Shawcross's inclusion is reflective of forward-thinking, as is the reliance upon players such as Phil Jagielka, Joleon Lescott and Gary Cahill – the latter two arguably not first-choices for their club sides this season – rather than a return to established pedigree such as Ferdinand. The England manager reiterated his belief that it would be foolish to select players with such weighty experience if the best they could hope for is a place on the bench.
It will be interesting to see if the same applies in future to Frank Lampard, who is 34 and will probably captain the team against San Marino next Friday. The veteran would not necessarily expect to start in the national team's strongest midfield these days, particularly if Jack Wilshere returns to previous levels as he re-establishes his credentials after more than a year in the treatment room. "On Jack, I echo Arsène Wenger's sentiments: it's great to see him back, but he's had a 14-month absence," said Hodgson. "It's naive to think he'll walk back into being what he was.

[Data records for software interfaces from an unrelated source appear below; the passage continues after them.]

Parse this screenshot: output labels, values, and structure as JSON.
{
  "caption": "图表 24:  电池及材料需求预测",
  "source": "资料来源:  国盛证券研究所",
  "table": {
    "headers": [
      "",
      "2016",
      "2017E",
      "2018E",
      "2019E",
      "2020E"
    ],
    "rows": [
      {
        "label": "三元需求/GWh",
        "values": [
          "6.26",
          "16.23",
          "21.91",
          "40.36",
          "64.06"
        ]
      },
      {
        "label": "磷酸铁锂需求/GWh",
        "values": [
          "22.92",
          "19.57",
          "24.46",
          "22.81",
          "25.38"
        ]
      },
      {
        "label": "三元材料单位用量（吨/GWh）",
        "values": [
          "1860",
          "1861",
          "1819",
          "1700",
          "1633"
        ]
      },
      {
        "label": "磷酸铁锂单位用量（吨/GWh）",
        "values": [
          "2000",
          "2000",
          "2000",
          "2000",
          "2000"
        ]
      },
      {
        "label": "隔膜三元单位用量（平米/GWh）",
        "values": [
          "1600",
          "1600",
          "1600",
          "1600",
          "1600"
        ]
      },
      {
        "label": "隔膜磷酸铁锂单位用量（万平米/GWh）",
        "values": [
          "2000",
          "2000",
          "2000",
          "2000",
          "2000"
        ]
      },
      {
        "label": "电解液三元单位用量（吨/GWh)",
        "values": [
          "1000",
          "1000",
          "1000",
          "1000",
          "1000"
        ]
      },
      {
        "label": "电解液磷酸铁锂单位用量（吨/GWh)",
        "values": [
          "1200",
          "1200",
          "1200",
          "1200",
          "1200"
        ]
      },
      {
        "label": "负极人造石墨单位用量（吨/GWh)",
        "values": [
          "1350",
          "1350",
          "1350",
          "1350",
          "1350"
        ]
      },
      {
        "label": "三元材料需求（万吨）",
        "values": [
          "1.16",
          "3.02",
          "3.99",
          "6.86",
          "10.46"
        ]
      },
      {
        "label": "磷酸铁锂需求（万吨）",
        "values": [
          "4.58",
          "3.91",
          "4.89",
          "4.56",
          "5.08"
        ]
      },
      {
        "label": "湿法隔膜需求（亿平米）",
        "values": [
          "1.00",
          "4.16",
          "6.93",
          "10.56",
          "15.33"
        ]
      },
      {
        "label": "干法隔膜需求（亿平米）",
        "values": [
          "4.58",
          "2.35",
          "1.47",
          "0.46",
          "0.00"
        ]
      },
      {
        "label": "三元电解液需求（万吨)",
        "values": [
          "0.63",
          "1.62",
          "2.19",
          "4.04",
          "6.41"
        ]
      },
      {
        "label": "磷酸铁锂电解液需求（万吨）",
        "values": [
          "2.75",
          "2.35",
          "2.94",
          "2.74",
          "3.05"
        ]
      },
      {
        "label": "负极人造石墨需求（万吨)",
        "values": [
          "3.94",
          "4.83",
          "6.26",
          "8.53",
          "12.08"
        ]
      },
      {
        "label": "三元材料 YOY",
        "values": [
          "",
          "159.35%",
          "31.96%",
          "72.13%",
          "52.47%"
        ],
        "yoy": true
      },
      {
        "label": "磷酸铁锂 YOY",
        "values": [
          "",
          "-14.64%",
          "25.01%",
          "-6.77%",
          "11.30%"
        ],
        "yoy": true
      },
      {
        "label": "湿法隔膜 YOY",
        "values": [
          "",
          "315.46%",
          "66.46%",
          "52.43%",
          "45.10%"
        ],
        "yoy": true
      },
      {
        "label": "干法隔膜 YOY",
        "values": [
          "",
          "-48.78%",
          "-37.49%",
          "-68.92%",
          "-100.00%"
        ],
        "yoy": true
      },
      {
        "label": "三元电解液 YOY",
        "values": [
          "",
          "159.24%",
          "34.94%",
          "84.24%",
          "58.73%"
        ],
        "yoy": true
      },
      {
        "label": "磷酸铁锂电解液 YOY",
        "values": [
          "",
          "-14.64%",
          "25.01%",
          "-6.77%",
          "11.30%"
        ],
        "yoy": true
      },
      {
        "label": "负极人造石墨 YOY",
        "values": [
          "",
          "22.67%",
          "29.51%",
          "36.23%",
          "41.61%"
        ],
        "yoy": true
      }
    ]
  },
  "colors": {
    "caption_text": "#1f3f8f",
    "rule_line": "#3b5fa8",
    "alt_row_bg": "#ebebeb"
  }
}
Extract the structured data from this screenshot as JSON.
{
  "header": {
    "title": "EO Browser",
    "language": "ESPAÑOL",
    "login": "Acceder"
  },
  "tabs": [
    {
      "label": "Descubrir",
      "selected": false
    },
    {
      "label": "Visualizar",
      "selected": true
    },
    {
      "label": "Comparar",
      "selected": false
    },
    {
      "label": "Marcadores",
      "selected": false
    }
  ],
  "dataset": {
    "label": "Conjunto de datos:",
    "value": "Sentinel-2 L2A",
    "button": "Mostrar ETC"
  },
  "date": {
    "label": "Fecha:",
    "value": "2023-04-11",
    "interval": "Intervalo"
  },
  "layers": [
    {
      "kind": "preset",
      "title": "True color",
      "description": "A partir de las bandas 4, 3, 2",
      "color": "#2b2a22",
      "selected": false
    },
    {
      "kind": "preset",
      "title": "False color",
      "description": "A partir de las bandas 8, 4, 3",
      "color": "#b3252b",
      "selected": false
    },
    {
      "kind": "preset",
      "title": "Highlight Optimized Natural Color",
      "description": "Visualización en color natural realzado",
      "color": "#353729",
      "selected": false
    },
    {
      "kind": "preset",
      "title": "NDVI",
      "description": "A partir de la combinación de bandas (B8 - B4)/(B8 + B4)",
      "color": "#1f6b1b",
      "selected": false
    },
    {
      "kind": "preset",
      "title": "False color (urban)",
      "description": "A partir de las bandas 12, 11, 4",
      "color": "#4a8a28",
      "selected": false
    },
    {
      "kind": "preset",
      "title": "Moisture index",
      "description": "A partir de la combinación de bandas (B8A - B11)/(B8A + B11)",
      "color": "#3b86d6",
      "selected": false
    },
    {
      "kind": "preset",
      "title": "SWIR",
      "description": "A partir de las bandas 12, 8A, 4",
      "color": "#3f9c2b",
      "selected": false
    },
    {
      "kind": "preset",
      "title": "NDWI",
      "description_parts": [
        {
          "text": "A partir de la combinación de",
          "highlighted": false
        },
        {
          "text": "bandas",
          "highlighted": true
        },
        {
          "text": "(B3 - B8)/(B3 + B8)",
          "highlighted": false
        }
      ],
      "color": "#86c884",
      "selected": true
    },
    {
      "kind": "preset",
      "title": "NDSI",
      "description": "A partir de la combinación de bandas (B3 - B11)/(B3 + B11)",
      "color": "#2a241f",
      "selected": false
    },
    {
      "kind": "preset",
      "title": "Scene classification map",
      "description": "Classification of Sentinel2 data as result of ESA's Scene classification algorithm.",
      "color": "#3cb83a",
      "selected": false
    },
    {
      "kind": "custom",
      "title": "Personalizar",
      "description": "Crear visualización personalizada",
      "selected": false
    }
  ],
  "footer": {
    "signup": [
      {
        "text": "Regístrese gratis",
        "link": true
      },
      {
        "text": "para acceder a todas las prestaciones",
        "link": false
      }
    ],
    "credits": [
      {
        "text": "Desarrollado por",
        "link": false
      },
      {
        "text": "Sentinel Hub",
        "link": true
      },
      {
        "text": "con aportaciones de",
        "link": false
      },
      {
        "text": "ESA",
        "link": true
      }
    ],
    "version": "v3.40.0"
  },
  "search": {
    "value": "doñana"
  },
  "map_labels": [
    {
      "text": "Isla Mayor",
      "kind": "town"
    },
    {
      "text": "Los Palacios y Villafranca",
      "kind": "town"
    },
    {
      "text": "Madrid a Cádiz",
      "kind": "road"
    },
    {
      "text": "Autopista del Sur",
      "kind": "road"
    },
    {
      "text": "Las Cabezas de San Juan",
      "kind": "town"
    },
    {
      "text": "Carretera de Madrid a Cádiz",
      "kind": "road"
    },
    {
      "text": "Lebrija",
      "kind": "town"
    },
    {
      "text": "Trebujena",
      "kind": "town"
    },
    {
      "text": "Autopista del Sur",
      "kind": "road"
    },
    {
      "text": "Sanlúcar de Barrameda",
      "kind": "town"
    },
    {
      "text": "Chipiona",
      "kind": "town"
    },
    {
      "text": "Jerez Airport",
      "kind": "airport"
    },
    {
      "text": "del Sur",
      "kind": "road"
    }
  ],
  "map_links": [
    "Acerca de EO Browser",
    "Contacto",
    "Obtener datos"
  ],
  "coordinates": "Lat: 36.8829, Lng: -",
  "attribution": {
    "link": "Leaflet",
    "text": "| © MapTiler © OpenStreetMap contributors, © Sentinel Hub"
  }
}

"With regards to Frank, I don't have a hard and fast policy: I would suggest that if a player loses his place in the team after as good as 100 games, he might not want to be a squad member. It might not even be a decision I have to take. If that player decides he doesn't want to be a squad member, that's a decision I'll have to make. At the moment, Frank is in the team and doing well at Chelsea."
By the time England next play a competitive fixture, in March, the hope is that there will be further competition for places, particularly at centre-half where the absence through injury of Phil Jones and Chris Smalling limits options. "It's an area we'll get stronger," added Hodgson. "We have Michael Carrick in this squad, who can always go back there, particularly in a game where we're enjoying more of the ball. But I believe Jones and Smalling are very interesting centre-halves, and our current 'plight' – that might be too strong a word – could rapidly change by next March.
"It'd be nice to have a few more options at centre-back, but by March we could be arguing we have a good selection." By then, Hodgson will hope the furore over Terry and Ferdinand will no longer be on the agenda. This is a manager ever keen to look forward rather than back.